Licensing is a business consideration that comes along with open-source software. This is not an issue often considered when using open source software for personal use, but can be a concern or even a liability for corporate use or incorporating into a for-profit software system. There is several different free and open source (FOSS) licensing models with different characteristics. Open source software distributed under the GPL (GNU Public License) family of licenses use ‘copyleft’ licensing which requires that derivative works be distributed under the same terms. Richard Stallman and others that developed this concept wanted assurance that their work would remain free and would benefit the whole world without being assimilated and sold for profit by corporations. Linux is the best example of GPL licensed software. Another popular open-source license – the BSD family of license – is less restrictive, but does require attribution and contains other clauses that may conflict with the software license agreement of a commercial product incorporating the BSD-licensed product. Finally, the MIT and related licenses are popular and permissive licenses that are widely used for products like node.js, jQuery, and the X Windows system. Like other licensing models, it requires incorporation of the license and copyright notices. Due to the varied terms and conditions, corporate legal counsel should undertake a license compatibility review before any free or open source software is incorporated into software intended for commercial use.


Open source has an obvious advantage over commercial software – it has no upfront cost. But, that is not the same as not having a cost – the costs are just hidden and are paid throughout the product lifecycle. They include potential licensing liabilities, security vulnerabilities, lack of development and user support, extended periods of known defects and missing features, increased cost of in-house development and support, and increased time and cost to work with poorly designed or documented products. Taken together, these costs often exceed the costs of commercial licensing.
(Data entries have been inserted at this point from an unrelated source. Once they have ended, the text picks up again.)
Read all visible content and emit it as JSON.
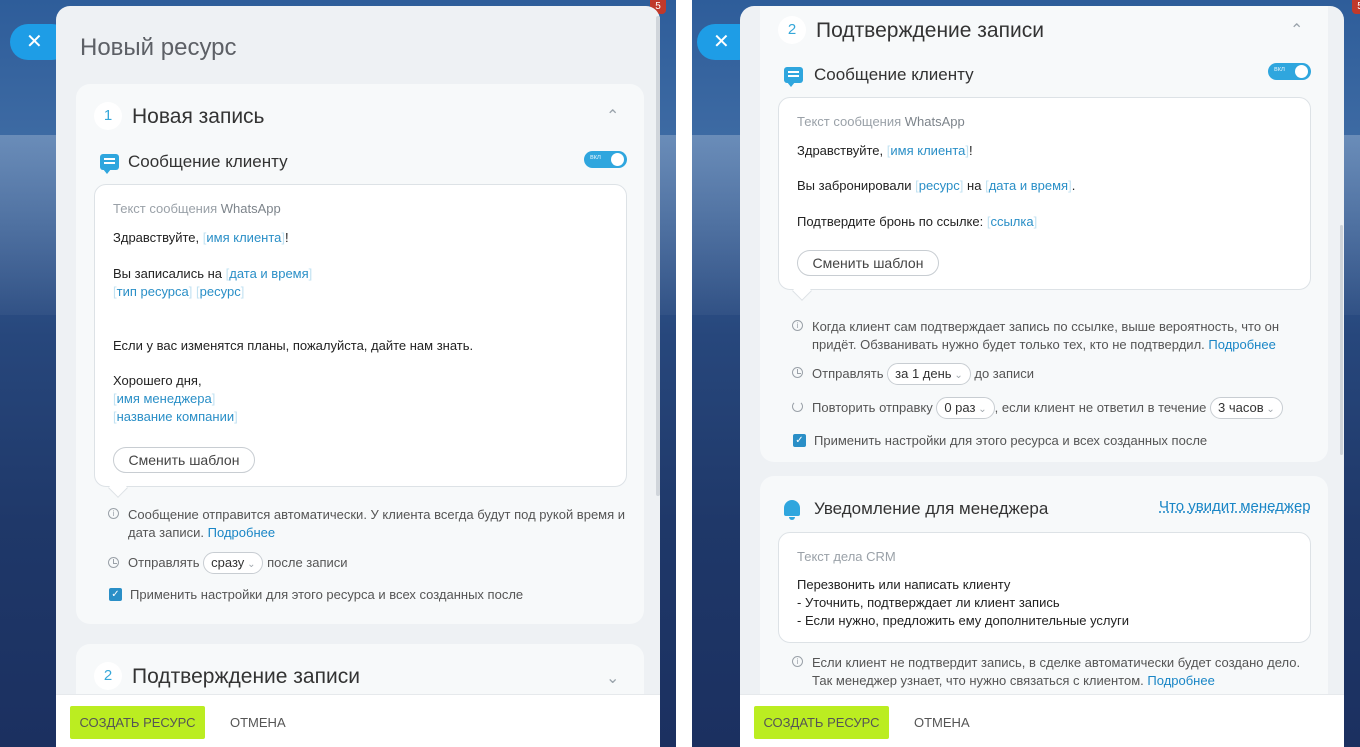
{
  "left": {
    "panel_title": "Новый ресурс",
    "step1": {
      "num": "1",
      "title": "Новая запись"
    },
    "client_msg": {
      "title": "Сообщение клиенту",
      "toggle": "вкл"
    },
    "msgbox": {
      "label_prefix": "Текст сообщения",
      "label_channel": "WhatsApp",
      "l1_a": "Здравствуйте,",
      "l1_tag": "имя клиента",
      "l1_b": "!",
      "l2_a": "Вы записались на",
      "l2_tag": "дата и время",
      "l3_tag1": "тип ресурса",
      "l3_tag2": "ресурс",
      "l4": "Если у вас изменятся планы, пожалуйста, дайте нам знать.",
      "l5": "Хорошего дня,",
      "l6_tag": "имя менеджера",
      "l7_tag": "название компании",
      "change_template": "Сменить шаблон"
    },
    "info_note": "Сообщение отправится автоматически. У клиента всегда будут под рукой время и дата записи.",
    "info_more": "Подробнее",
    "send_prefix": "Отправлять",
    "send_value": "сразу",
    "send_suffix": "после записи",
    "apply_label": "Применить настройки для этого ресурса и всех созданных после",
    "step2": {
      "num": "2",
      "title": "Подтверждение записи"
    },
    "footer": {
      "create": "СОЗДАТЬ РЕСУРС",
      "cancel": "ОТМЕНА"
    }
  },
  "right": {
    "step2": {
      "num": "2",
      "title": "Подтверждение записи"
    },
    "client_msg": {
      "title": "Сообщение клиенту",
      "toggle": "вкл"
    },
    "msgbox": {
      "label_prefix": "Текст сообщения",
      "label_channel": "WhatsApp",
      "l1_a": "Здравствуйте,",
      "l1_tag": "имя клиента",
      "l1_b": "!",
      "l2_a": "Вы забронировали",
      "l2_tag1": "ресурс",
      "l2_b": "на",
      "l2_tag2": "дата и время",
      "l2_c": ".",
      "l3_a": "Подтвердите бронь по ссылке:",
      "l3_tag": "ссылка",
      "change_template": "Сменить шаблон"
    },
    "info_note_1": "Когда клиент сам подтверждает запись по ссылке, выше вероятность, что он",
    "info_note_2": "придёт. Обзванивать нужно будет только тех, кто не подтвердил.",
    "info_more": "Подробнее",
    "send_prefix": "Отправлять",
    "send_value": "за 1 день",
    "send_suffix": "до записи",
    "repeat_prefix": "Повторить отправку",
    "repeat_value": "0 раз",
    "repeat_mid": ", если клиент не ответил в течение",
    "repeat_hours": "3 часов",
    "apply_label": "Применить настройки для этого ресурса и всех созданных после",
    "manager": {
      "title": "Уведомление для менеджера",
      "what_link": "Что увидит менеджер",
      "box_label": "Текст дела CRM",
      "line1": "Перезвонить или написать клиенту",
      "line2": "- Уточнить, подтверждает ли клиент запись",
      "line3": "- Если нужно, предложить ему дополнительные услуги",
      "note_1": "Если клиент не подтвердит запись, в сделке автоматически будет создано дело.",
      "note_2": "Так менеджер узнает, что нужно связаться с клиентом.",
      "note_more": "Подробнее"
    },
    "footer": {
      "create": "СОЗДАТЬ РЕСУРС",
      "cancel": "ОТМЕНА"
    }
  },
  "badge": "5",
  "close_icon": "✕"
}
Commercial products on the other hand – have the profit motive to encourage prompt support for security-specific issues, prompt response to defects and enhancement requests, regression and performance testing and tuning, design and documentation updates, and support for new platforms and languages. Clients of commercial fixed income security analytics library vendors like FTLabs receive these benefits along with expert financial technology consulting advice on integration and usage.

When the time to select a bond calculation component comes around, remember these points and select a reputable commercial vendor for your fixed income bond calculator. FTLabs has been in business since 2005 providing excellent components built for use with Microsoft.NET, C++, Java, and Web Services API under the FISA (Fixed Income Security Analytics) product name.